Tuesday, January 8, 2013

Women in New Hampshire Politics

There has been a fair amount of coverage about the way that women are in pretty much all positions of political power in New Hampshire right now. On the one hand, yay. On the other, it's not coincidental that NH state reps make practically nothing, and Amanda Hess makes good points:
What does it mean that the first state ruled by women is also the state where local politicians are valued the least? Seelye notes that the state “has a long history of volunteerism,” and serving as a local rep is so low-paying that it “amounts to an act of volunteerism.” Maybe nonwealthy men were unable or unwilling to seek office. Maybe women were more easily accepted into a version of public office that was seen as a public service as opposed to a high-status, high-paid political gig. After all, volunteering is a historically feminine realm, where women have been able to find meaningful unpaid work while their husbands followed a traditional career track.
As someone who is not an expert but has lived and voted in New Hampshire for a decade, I'd also point out that there are a ton of female state reps, yes, usually married women who don't work outside the home, but there are also a lot of retired people. The difference is that the young-ish women are the ones more likely to rise through the ranks and seek higher office rather than resigning after calling for eugenics.

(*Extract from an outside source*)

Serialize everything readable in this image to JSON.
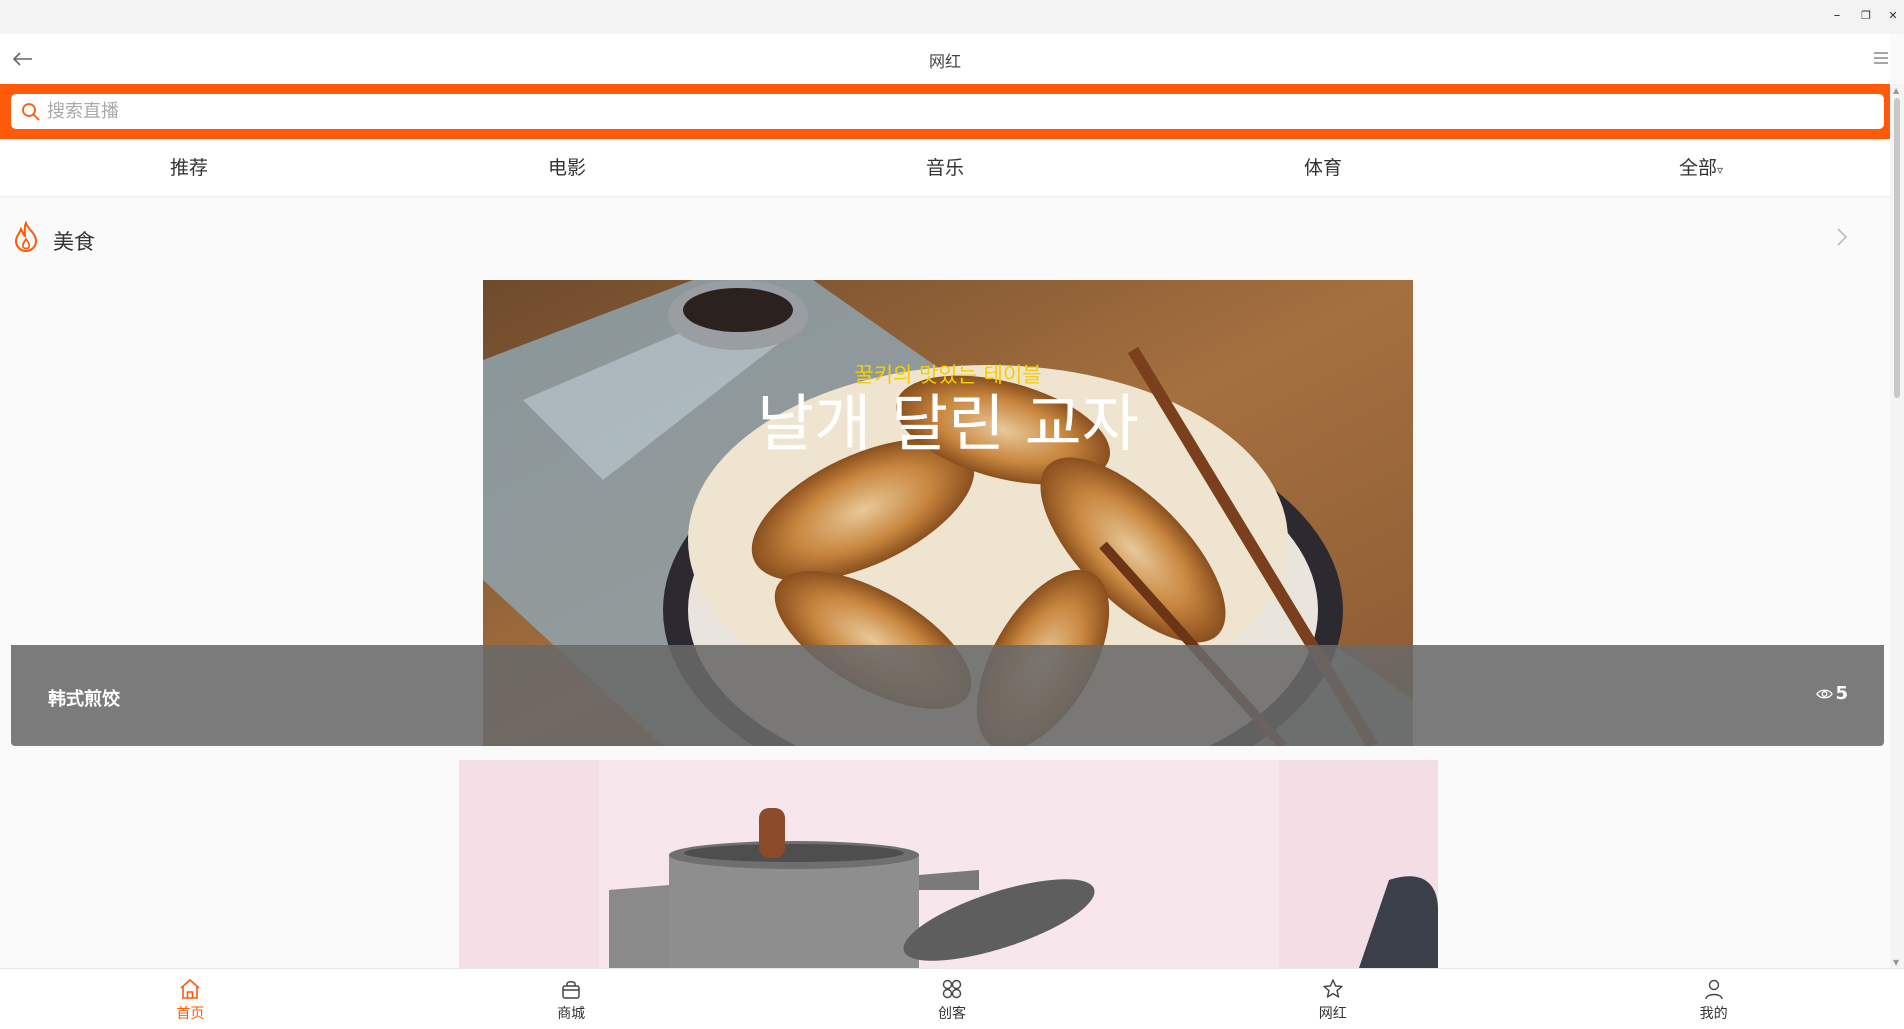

So . . . yes, it's good that this system has managed to promote women. But I still think that a system that makes it virtually impossible for anyone who isn't independently wealthy, retired, or being supported by a spouse to get into local politics is ultimately problematic and needs to be changed.

1 comment:

  1. In his defense, he wasn't talking about shipping them all the way to the *actual* Siberia first....

    No? Yeah, I got nothing. Is it too much to hope that it's age related dementia speaking rather than deep-seated prejudice?